April Fool's Day is a great flick that was doomed by bad word-of-mouth. The film started out strong at the box office, but quickly dropped from the radar after audiences found out about the twist ending. I find it odd that it wasn't well-received, but man, horror audiences are weird: they seem to want to be fed the same thing over and over, but then they complain about being fed the same thing over and over. In 1986, the year of the film's release, the slasher flick was on its last legs, the heyday long over. Audiences were getting bored as the second Nightmare on Elm Street and the fifth Friday the 13th movies hit the screen. The sub-genre would soon lapse into a parody of itself and be run into the ground until the release of Scream in 1996. Along comes April Fool's Day with a great cast, great acting, and a smart script that plays by all the slasher rules only to thumb its nose at you in the end. Better yet, the film wasn't thumbing its nose in the postmodern, post-Scream "it's just a stupid movie so why take it seriously anyway" fashion of the last 10 years. April Fool's Day plays it straight until the end, and the joke's on you, audience! I guess people don't like that. Or it matters somehow that the characters really die if you're going to enjoy a horror flick. The champagne celebration was not originally going to end the film; it was only going to end Act II. In the intended Act III, Muffy's friends left the island but then returned to give her a taste of her own medicine. Under the ruse of the practical joke, however, Muffy's brother Skip ends up killing her to garner her inheritance. I've read conflicting stories as to whether or not the ending was actually filmed, so the footage could be out there or it could just be words on a page.
What elevates April Fool's Day into the realm of the "I Heart..." series is the acting. Across the board, the performances are fantastic. Somehow, all of these privileged, unlikable kids become likable- and that's all because of the acting. You all should know by now that Amy Steel is one of my favorites and yeah, I'm glad she's here. Make no mistake about it, though- this movie belongs to Deborah Foreman.
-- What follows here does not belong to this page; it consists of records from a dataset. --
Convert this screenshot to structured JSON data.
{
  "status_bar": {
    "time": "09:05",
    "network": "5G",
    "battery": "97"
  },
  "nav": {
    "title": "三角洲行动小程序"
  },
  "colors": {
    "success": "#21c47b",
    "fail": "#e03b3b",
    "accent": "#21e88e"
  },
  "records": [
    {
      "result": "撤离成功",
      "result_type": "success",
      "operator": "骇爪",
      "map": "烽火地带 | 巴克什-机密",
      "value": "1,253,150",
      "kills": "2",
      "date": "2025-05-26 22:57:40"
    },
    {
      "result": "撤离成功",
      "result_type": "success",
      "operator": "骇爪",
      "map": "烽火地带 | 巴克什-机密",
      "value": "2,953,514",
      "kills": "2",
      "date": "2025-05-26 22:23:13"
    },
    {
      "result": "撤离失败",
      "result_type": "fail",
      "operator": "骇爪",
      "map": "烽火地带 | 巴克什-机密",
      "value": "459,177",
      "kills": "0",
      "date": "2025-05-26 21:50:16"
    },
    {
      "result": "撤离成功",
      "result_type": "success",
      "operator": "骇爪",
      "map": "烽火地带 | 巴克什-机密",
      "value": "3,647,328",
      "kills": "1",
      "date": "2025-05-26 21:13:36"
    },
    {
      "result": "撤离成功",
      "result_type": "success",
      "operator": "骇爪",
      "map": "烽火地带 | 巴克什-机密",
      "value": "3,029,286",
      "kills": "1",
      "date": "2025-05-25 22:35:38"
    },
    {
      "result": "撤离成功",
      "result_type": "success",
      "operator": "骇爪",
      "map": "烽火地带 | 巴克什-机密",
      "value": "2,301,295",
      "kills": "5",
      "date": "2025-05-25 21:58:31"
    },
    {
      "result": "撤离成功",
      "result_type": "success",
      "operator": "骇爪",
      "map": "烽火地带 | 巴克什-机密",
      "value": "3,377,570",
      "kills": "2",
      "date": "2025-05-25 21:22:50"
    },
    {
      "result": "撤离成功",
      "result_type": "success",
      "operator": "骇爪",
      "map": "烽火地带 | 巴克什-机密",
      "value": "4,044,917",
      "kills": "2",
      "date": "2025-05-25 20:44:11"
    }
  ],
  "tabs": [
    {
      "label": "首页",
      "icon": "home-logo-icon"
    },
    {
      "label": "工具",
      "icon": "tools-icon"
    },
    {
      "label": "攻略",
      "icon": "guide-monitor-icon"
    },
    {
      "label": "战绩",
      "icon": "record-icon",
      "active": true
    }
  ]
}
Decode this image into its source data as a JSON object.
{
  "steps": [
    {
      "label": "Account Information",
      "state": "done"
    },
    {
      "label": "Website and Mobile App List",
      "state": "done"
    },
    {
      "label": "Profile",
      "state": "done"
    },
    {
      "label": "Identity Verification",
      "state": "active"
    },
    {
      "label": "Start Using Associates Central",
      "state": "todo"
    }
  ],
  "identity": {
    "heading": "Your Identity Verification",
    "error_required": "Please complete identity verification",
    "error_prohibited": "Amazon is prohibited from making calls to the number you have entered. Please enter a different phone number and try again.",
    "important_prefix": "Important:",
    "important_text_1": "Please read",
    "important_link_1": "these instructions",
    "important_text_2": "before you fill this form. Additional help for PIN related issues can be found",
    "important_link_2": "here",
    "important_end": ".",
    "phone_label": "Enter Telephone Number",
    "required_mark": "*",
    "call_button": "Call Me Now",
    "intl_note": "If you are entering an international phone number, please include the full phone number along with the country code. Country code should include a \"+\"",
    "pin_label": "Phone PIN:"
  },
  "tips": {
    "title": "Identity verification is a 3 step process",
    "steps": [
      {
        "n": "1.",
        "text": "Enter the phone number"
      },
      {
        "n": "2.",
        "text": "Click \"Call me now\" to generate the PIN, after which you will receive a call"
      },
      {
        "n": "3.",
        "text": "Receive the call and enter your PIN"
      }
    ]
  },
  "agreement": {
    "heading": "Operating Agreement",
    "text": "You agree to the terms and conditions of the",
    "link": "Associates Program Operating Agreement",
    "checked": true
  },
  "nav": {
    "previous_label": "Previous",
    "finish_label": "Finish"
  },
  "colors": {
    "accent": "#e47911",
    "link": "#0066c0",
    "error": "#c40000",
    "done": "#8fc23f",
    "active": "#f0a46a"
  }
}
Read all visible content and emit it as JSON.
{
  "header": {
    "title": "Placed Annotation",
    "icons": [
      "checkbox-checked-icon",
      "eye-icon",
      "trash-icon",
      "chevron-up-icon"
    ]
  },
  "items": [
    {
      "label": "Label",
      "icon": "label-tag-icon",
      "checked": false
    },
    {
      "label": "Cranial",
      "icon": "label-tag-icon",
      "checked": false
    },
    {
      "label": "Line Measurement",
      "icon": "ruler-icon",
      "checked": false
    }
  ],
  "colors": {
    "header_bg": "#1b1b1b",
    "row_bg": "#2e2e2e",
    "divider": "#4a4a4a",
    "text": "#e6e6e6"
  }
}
I love love LOVE her performance as both Muffy and Buffy. Love. LOVE. Seriously. She's by turns sweet, kind, sexy, and really, really fucking creepy. Her Muffy is jittery, off-kilter, and somehow out of synch with everything around her. Even when she's not supposed to be weirdo Muffy, even when she's just completely normal, there's something there that's not quite right. Not quite right, but very intriguing. What I love the most is the fucked-up inflections Foreman uses for her line readings when she's weirdo Muffy, before 'Buffy' is discovered. It's hard to convey it here, exactly, but for example- when Kit tells Muffy that the constable should be arriving very soon, Muffy stares at her a moment, then replies with a solemn facial expression:
Sometimes- with the tides- it takes somebody all night to get here from the mainland. Andeventhensometimes----they don't make it.Then she turns around and walks out of the room quickly, and it's totally creepy and totally brill, my friends. Totally brill. Deborah Foreman rocks, and she rocks hard.
So that's it- I heart April Fool's Day. And if my word isn't enough to get you on board with it, well, then, I'll leave it up to Mr. T. T? What say you?
Thanks, T. I owe you one. Mad props.